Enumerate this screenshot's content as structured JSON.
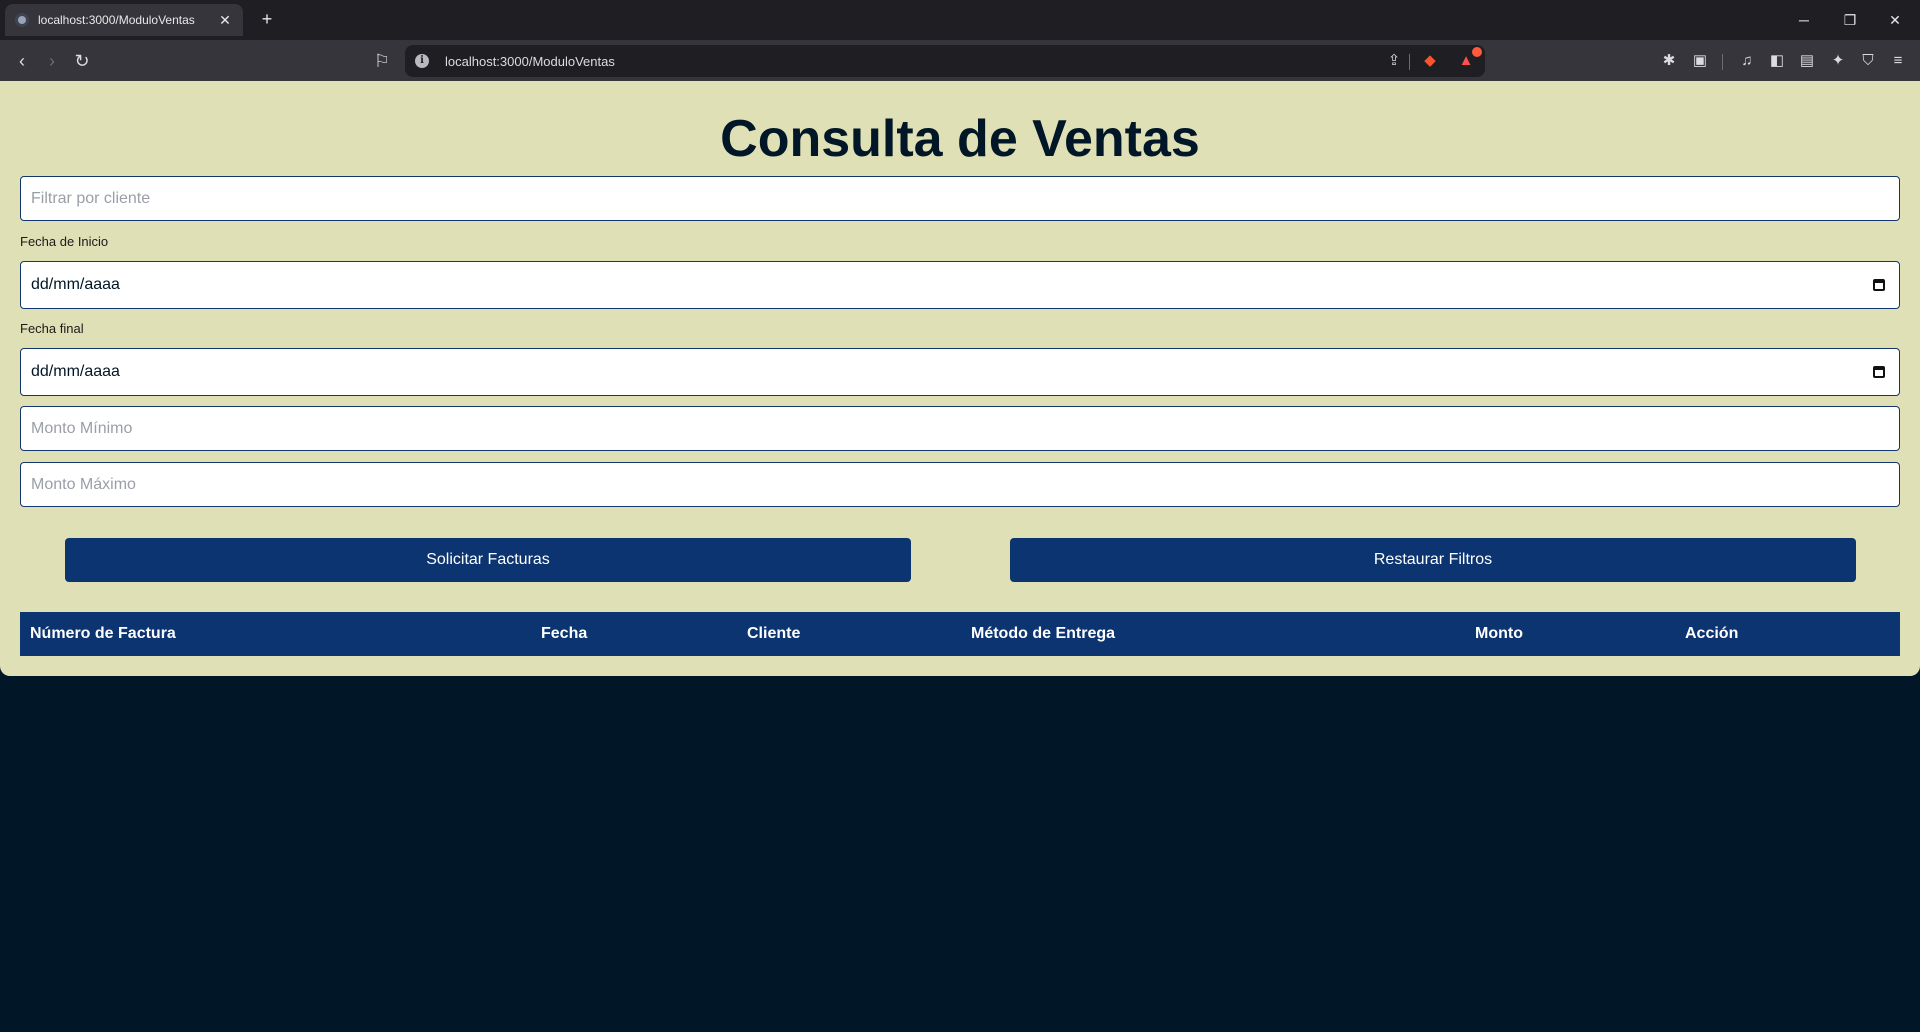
{
  "browser": {
    "tab_title": "localhost:3000/ModuloVentas",
    "tab_close": "✕",
    "new_tab": "+",
    "url": "localhost:3000/ModuloVentas",
    "window_controls": {
      "minimize": "─",
      "restore": "❐",
      "close": "✕"
    },
    "icons": [
      "back-icon",
      "forward-icon",
      "reload-icon",
      "bookmark-icon",
      "share-icon",
      "brave-shields-icon",
      "brave-rewards-icon",
      "extensions-icon",
      "tab-search-icon",
      "media-icon",
      "sidebar-icon",
      "wallet-icon",
      "leo-icon",
      "vpn-icon",
      "menu-icon"
    ]
  },
  "page": {
    "title": "Consulta de Ventas",
    "filters": {
      "client_placeholder": "Filtrar por cliente",
      "start_date_label": "Fecha de Inicio",
      "start_date_value": "dd/mm/aaaa",
      "end_date_label": "Fecha final",
      "end_date_value": "dd/mm/aaaa",
      "min_amount_placeholder": "Monto Mínimo",
      "max_amount_placeholder": "Monto Máximo"
    },
    "buttons": {
      "request": "Solicitar Facturas",
      "reset": "Restaurar Filtros"
    },
    "table": {
      "columns": [
        "Número de Factura",
        "Fecha",
        "Cliente",
        "Método de Entrega",
        "Monto",
        "Acción"
      ],
      "rows": []
    }
  },
  "colors": {
    "panel_bg": "#e0e0b6",
    "primary": "#0b3470",
    "page_bg": "#011627"
  }
}
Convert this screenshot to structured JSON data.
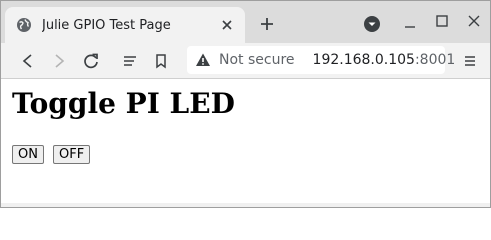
{
  "browser": {
    "tab": {
      "title": "Julie GPIO Test Page",
      "favicon": "globe-icon"
    },
    "address": {
      "security": "Not secure",
      "host": "192.168.0.105",
      "port": ":8001"
    },
    "icons": {
      "close_tab": "close-icon",
      "new_tab": "plus-icon",
      "tab_search": "tab-search-icon",
      "back": "back-icon",
      "forward": "forward-icon",
      "reload": "reload-icon",
      "reader": "reader-icon",
      "bookmark": "bookmark-icon",
      "warning": "warning-icon",
      "menu": "menu-icon"
    }
  },
  "page": {
    "heading": "Toggle PI LED",
    "buttons": {
      "on": "ON",
      "off": "OFF"
    }
  },
  "colors": {
    "tabstrip": "#dcdcdc",
    "toolbar": "#f2f2f2",
    "page": "#ffffff"
  }
}
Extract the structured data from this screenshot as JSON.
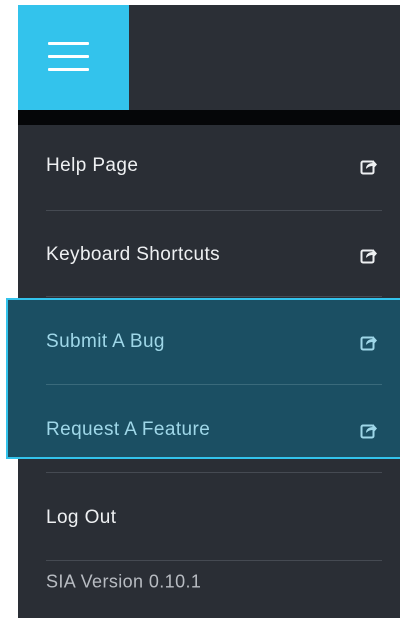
{
  "menu": {
    "toggle_icon": "hamburger-icon",
    "items": [
      {
        "label": "Help Page",
        "icon": "external-link-icon"
      },
      {
        "label": "Keyboard Shortcuts",
        "icon": "external-link-icon"
      },
      {
        "label": "Submit A Bug",
        "icon": "external-link-icon"
      },
      {
        "label": "Request A Feature",
        "icon": "external-link-icon"
      },
      {
        "label": "Log Out"
      }
    ],
    "version": "SIA Version 0.10.1"
  },
  "colors": {
    "accent": "#33c3ec",
    "panel_bg": "#2a2e35",
    "highlight_bg": "#1b4f63",
    "text": "#eef0f2",
    "highlight_text": "#9fd7e8"
  }
}
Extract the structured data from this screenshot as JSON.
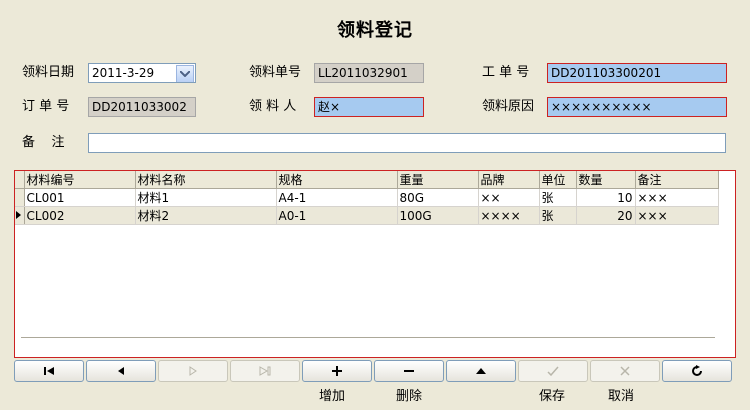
{
  "title": "领料登记",
  "form": {
    "date_label": "领料日期",
    "date_value": "2011-3-29",
    "slip_label": "领料单号",
    "slip_value": "LL2011032901",
    "job_label": "工 单 号",
    "job_value": "DD201103300201",
    "order_label": "订 单 号",
    "order_value": "DD2011033002",
    "person_label": "领 料 人",
    "person_value": "赵×",
    "reason_label": "领料原因",
    "reason_value": "××××××××××",
    "remark_label": "备    注",
    "remark_value": ""
  },
  "grid": {
    "columns": [
      "材料编号",
      "材料名称",
      "规格",
      "重量",
      "品牌",
      "单位",
      "数量",
      "备注"
    ],
    "rows": [
      [
        "CL001",
        "材料1",
        "A4-1",
        "80G",
        "××",
        "张",
        "10",
        "×××"
      ],
      [
        "CL002",
        "材料2",
        "A0-1",
        "100G",
        "××××",
        "张",
        "20",
        "×××"
      ]
    ]
  },
  "toolbar": {
    "add_label": "增加",
    "delete_label": "删除",
    "save_label": "保存",
    "cancel_label": "取消"
  }
}
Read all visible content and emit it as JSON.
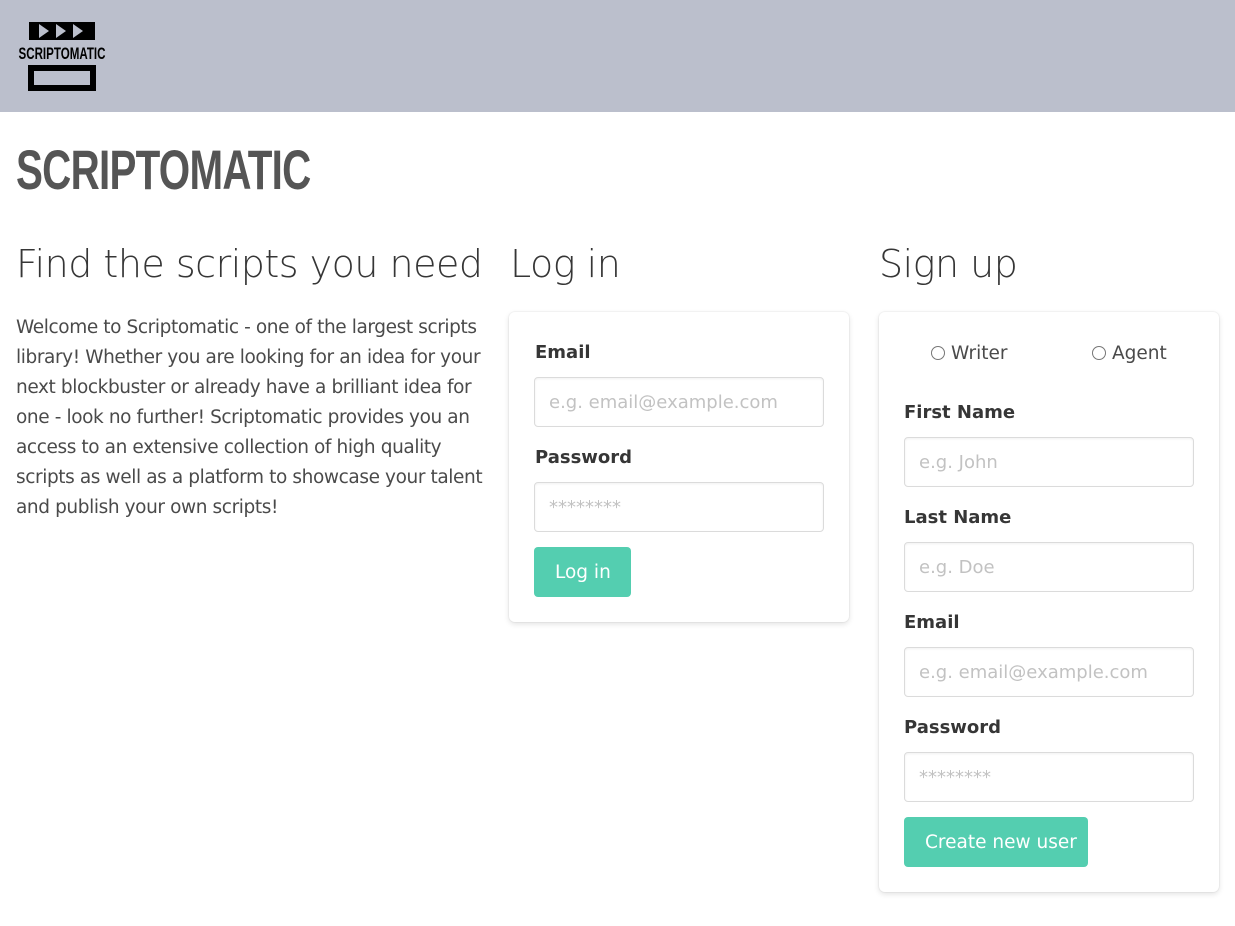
{
  "brand": {
    "logo_text": "SCRIPTOMATIC",
    "site_title": "SCRIPTOMATIC"
  },
  "intro": {
    "heading": "Find the scripts you need",
    "text": "Welcome to Scriptomatic - one of the largest scripts library! Whether you are looking for an idea for your next blockbuster or already have a brilliant idea for one - look no further! Scriptomatic provides you an access to an extensive collection of high quality scripts as well as a platform to showcase your talent and publish your own scripts!"
  },
  "login": {
    "heading": "Log in",
    "email_label": "Email",
    "email_placeholder": "e.g. email@example.com",
    "password_label": "Password",
    "password_placeholder": "********",
    "submit_label": "Log in"
  },
  "signup": {
    "heading": "Sign up",
    "role_options": [
      "Writer",
      "Agent"
    ],
    "first_name_label": "First Name",
    "first_name_placeholder": "e.g. John",
    "last_name_label": "Last Name",
    "last_name_placeholder": "e.g. Doe",
    "email_label": "Email",
    "email_placeholder": "e.g. email@example.com",
    "password_label": "Password",
    "password_placeholder": "********",
    "submit_label": "Create new user"
  },
  "colors": {
    "navbar_bg": "#bbbfcc",
    "primary_button": "#54ceb0"
  }
}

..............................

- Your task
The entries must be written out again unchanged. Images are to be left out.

- The completed task
Enumerate this screenshot's content as structured JSON.
{
  "browser": {
    "tab_title": "localhost:3000/ModuloVentas",
    "tab_close": "✕",
    "new_tab": "+",
    "url": "localhost:3000/ModuloVentas",
    "window_controls": {
      "minimize": "─",
      "restore": "❐",
      "close": "✕"
    },
    "icons": [
      "back-icon",
      "forward-icon",
      "reload-icon",
      "bookmark-icon",
      "share-icon",
      "brave-shields-icon",
      "brave-rewards-icon",
      "extensions-icon",
      "tab-search-icon",
      "media-icon",
      "sidebar-icon",
      "wallet-icon",
      "leo-icon",
      "vpn-icon",
      "menu-icon"
    ]
  },
  "page": {
    "title": "Consulta de Ventas",
    "filters": {
      "client_placeholder": "Filtrar por cliente",
      "start_date_label": "Fecha de Inicio",
      "start_date_value": "dd/mm/aaaa",
      "end_date_label": "Fecha final",
      "end_date_value": "dd/mm/aaaa",
      "min_amount_placeholder": "Monto Mínimo",
      "max_amount_placeholder": "Monto Máximo"
    },
    "buttons": {
      "request": "Solicitar Facturas",
      "reset": "Restaurar Filtros"
    },
    "table": {
      "columns": [
        "Número de Factura",
        "Fecha",
        "Cliente",
        "Método de Entrega",
        "Monto",
        "Acción"
      ],
      "rows": []
    }
  },
  "colors": {
    "panel_bg": "#e0e0b6",
    "primary": "#0b3470",
    "page_bg": "#011627"
  }
}
Convert this screenshot to structured JSON data.
{
  "browser": {
    "tab": {
      "title": "Julie GPIO Test Page",
      "favicon": "globe-icon"
    },
    "address": {
      "security": "Not secure",
      "host": "192.168.0.105",
      "port": ":8001"
    },
    "icons": {
      "close_tab": "close-icon",
      "new_tab": "plus-icon",
      "tab_search": "tab-search-icon",
      "back": "back-icon",
      "forward": "forward-icon",
      "reload": "reload-icon",
      "reader": "reader-icon",
      "bookmark": "bookmark-icon",
      "warning": "warning-icon",
      "menu": "menu-icon"
    }
  },
  "page": {
    "heading": "Toggle PI LED",
    "buttons": {
      "on": "ON",
      "off": "OFF"
    }
  },
  "colors": {
    "tabstrip": "#dcdcdc",
    "toolbar": "#f2f2f2",
    "page": "#ffffff"
  }
}
Extract the structured data from this screenshot as JSON.
{
  "menu": {
    "toggle_icon": "hamburger-icon",
    "items": [
      {
        "label": "Help Page",
        "icon": "external-link-icon"
      },
      {
        "label": "Keyboard Shortcuts",
        "icon": "external-link-icon"
      },
      {
        "label": "Submit A Bug",
        "icon": "external-link-icon"
      },
      {
        "label": "Request A Feature",
        "icon": "external-link-icon"
      },
      {
        "label": "Log Out"
      }
    ],
    "version": "SIA Version 0.10.1"
  },
  "colors": {
    "accent": "#33c3ec",
    "panel_bg": "#2a2e35",
    "highlight_bg": "#1b4f63",
    "text": "#eef0f2",
    "highlight_text": "#9fd7e8"
  }
}
Extract the structured data from this screenshot as JSON.
{
  "title": "领料登记",
  "form": {
    "date_label": "领料日期",
    "date_value": "2011-3-29",
    "slip_label": "领料单号",
    "slip_value": "LL2011032901",
    "job_label": "工 单 号",
    "job_value": "DD201103300201",
    "order_label": "订 单 号",
    "order_value": "DD2011033002",
    "person_label": "领 料 人",
    "person_value": "赵×",
    "reason_label": "领料原因",
    "reason_value": "××××××××××",
    "remark_label": "备    注",
    "remark_value": ""
  },
  "grid": {
    "columns": [
      "材料编号",
      "材料名称",
      "规格",
      "重量",
      "品牌",
      "单位",
      "数量",
      "备注"
    ],
    "rows": [
      [
        "CL001",
        "材料1",
        "A4-1",
        "80G",
        "××",
        "张",
        "10",
        "×××"
      ],
      [
        "CL002",
        "材料2",
        "A0-1",
        "100G",
        "××××",
        "张",
        "20",
        "×××"
      ]
    ]
  },
  "toolbar": {
    "add_label": "增加",
    "delete_label": "删除",
    "save_label": "保存",
    "cancel_label": "取消"
  }
}
Read all visible content and emit it as JSON.
{
  "brand": {
    "logo_text": "SCRIPTOMATIC",
    "site_title": "SCRIPTOMATIC"
  },
  "intro": {
    "heading": "Find the scripts you need",
    "text": "Welcome to Scriptomatic - one of the largest scripts library! Whether you are looking for an idea for your next blockbuster or already have a brilliant idea for one - look no further! Scriptomatic provides you an access to an extensive collection of high quality scripts as well as a platform to showcase your talent and publish your own scripts!"
  },
  "login": {
    "heading": "Log in",
    "email_label": "Email",
    "email_placeholder": "e.g. email@example.com",
    "password_label": "Password",
    "password_placeholder": "********",
    "submit_label": "Log in"
  },
  "signup": {
    "heading": "Sign up",
    "role_options": [
      "Writer",
      "Agent"
    ],
    "first_name_label": "First Name",
    "first_name_placeholder": "e.g. John",
    "last_name_label": "Last Name",
    "last_name_placeholder": "e.g. Doe",
    "email_label": "Email",
    "email_placeholder": "e.g. email@example.com",
    "password_label": "Password",
    "password_placeholder": "********",
    "submit_label": "Create new user"
  },
  "colors": {
    "navbar_bg": "#bbbfcc",
    "primary_button": "#54ceb0"
  }
}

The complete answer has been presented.